(Data about app and page elements)
= Beginning of Section =
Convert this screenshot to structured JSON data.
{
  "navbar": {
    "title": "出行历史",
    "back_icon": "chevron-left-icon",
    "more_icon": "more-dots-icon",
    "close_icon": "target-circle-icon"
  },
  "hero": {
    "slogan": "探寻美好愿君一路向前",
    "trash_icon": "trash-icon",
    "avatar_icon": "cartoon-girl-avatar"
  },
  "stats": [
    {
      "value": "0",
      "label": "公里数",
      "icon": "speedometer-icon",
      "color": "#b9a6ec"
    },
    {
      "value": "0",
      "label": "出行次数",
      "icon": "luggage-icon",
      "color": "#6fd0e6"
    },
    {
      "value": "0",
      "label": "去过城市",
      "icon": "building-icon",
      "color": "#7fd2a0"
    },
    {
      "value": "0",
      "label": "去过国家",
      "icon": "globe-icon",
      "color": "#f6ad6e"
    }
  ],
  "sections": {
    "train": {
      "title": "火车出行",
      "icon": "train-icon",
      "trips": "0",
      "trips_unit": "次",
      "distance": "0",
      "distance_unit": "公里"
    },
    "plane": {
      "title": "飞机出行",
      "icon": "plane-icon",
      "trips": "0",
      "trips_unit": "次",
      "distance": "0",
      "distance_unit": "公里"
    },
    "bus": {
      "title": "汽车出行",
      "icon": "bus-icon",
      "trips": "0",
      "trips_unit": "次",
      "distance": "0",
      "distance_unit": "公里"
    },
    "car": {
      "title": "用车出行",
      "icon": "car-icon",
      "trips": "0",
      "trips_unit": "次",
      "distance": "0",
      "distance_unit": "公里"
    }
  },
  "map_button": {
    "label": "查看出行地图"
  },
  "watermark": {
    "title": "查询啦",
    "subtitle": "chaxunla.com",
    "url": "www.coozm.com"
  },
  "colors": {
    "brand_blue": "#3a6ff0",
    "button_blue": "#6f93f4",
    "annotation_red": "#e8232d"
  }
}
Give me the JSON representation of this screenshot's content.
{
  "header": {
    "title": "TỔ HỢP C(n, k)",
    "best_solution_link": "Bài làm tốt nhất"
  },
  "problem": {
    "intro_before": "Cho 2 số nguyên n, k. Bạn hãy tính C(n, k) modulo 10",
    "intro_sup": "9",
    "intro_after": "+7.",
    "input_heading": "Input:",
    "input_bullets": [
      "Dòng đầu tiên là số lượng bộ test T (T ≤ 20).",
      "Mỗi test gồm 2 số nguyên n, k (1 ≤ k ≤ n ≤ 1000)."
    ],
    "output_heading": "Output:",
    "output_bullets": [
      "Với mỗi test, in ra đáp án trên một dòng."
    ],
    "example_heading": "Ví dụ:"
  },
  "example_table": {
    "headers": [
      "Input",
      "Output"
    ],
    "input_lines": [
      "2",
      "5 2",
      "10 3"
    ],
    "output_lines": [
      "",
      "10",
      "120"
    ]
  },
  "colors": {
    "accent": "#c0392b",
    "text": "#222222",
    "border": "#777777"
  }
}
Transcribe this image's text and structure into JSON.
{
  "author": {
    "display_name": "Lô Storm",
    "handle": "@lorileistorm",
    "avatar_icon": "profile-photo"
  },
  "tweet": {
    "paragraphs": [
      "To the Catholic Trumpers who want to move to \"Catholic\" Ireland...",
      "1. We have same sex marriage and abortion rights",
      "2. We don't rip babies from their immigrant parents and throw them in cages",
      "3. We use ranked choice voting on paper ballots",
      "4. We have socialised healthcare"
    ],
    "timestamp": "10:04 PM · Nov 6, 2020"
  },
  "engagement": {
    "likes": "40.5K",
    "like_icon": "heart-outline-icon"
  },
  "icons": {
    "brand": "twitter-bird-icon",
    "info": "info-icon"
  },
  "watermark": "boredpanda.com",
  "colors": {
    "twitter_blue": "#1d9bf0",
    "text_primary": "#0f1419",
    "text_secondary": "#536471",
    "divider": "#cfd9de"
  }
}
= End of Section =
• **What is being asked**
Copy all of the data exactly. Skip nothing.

• **Task output**
Convert this screenshot to structured JSON data.
{
  "navbar": {
    "title": "出行历史",
    "back_icon": "chevron-left-icon",
    "more_icon": "more-dots-icon",
    "close_icon": "target-circle-icon"
  },
  "hero": {
    "slogan": "探寻美好愿君一路向前",
    "trash_icon": "trash-icon",
    "avatar_icon": "cartoon-girl-avatar"
  },
  "stats": [
    {
      "value": "0",
      "label": "公里数",
      "icon": "speedometer-icon",
      "color": "#b9a6ec"
    },
    {
      "value": "0",
      "label": "出行次数",
      "icon": "luggage-icon",
      "color": "#6fd0e6"
    },
    {
      "value": "0",
      "label": "去过城市",
      "icon": "building-icon",
      "color": "#7fd2a0"
    },
    {
      "value": "0",
      "label": "去过国家",
      "icon": "globe-icon",
      "color": "#f6ad6e"
    }
  ],
  "sections": {
    "train": {
      "title": "火车出行",
      "icon": "train-icon",
      "trips": "0",
      "trips_unit": "次",
      "distance": "0",
      "distance_unit": "公里"
    },
    "plane": {
      "title": "飞机出行",
      "icon": "plane-icon",
      "trips": "0",
      "trips_unit": "次",
      "distance": "0",
      "distance_unit": "公里"
    },
    "bus": {
      "title": "汽车出行",
      "icon": "bus-icon",
      "trips": "0",
      "trips_unit": "次",
      "distance": "0",
      "distance_unit": "公里"
    },
    "car": {
      "title": "用车出行",
      "icon": "car-icon",
      "trips": "0",
      "trips_unit": "次",
      "distance": "0",
      "distance_unit": "公里"
    }
  },
  "map_button": {
    "label": "查看出行地图"
  },
  "watermark": {
    "title": "查询啦",
    "subtitle": "chaxunla.com",
    "url": "www.coozm.com"
  },
  "colors": {
    "brand_blue": "#3a6ff0",
    "button_blue": "#6f93f4",
    "annotation_red": "#e8232d"
  }
}
Give me the JSON representation of this screenshot's content.
{
  "header": {
    "title": "TỔ HỢP C(n, k)",
    "best_solution_link": "Bài làm tốt nhất"
  },
  "problem": {
    "intro_before": "Cho 2 số nguyên n, k. Bạn hãy tính C(n, k) modulo 10",
    "intro_sup": "9",
    "intro_after": "+7.",
    "input_heading": "Input:",
    "input_bullets": [
      "Dòng đầu tiên là số lượng bộ test T (T ≤ 20).",
      "Mỗi test gồm 2 số nguyên n, k (1 ≤ k ≤ n ≤ 1000)."
    ],
    "output_heading": "Output:",
    "output_bullets": [
      "Với mỗi test, in ra đáp án trên một dòng."
    ],
    "example_heading": "Ví dụ:"
  },
  "example_table": {
    "headers": [
      "Input",
      "Output"
    ],
    "input_lines": [
      "2",
      "5 2",
      "10 3"
    ],
    "output_lines": [
      "",
      "10",
      "120"
    ]
  },
  "colors": {
    "accent": "#c0392b",
    "text": "#222222",
    "border": "#777777"
  }
}
Transcribe this image's text and structure into JSON.
{
  "author": {
    "display_name": "Lô Storm",
    "handle": "@lorileistorm",
    "avatar_icon": "profile-photo"
  },
  "tweet": {
    "paragraphs": [
      "To the Catholic Trumpers who want to move to \"Catholic\" Ireland...",
      "1. We have same sex marriage and abortion rights",
      "2. We don't rip babies from their immigrant parents and throw them in cages",
      "3. We use ranked choice voting on paper ballots",
      "4. We have socialised healthcare"
    ],
    "timestamp": "10:04 PM · Nov 6, 2020"
  },
  "engagement": {
    "likes": "40.5K",
    "like_icon": "heart-outline-icon"
  },
  "icons": {
    "brand": "twitter-bird-icon",
    "info": "info-icon"
  },
  "watermark": "boredpanda.com",
  "colors": {
    "twitter_blue": "#1d9bf0",
    "text_primary": "#0f1419",
    "text_secondary": "#536471",
    "divider": "#cfd9de"
  }
}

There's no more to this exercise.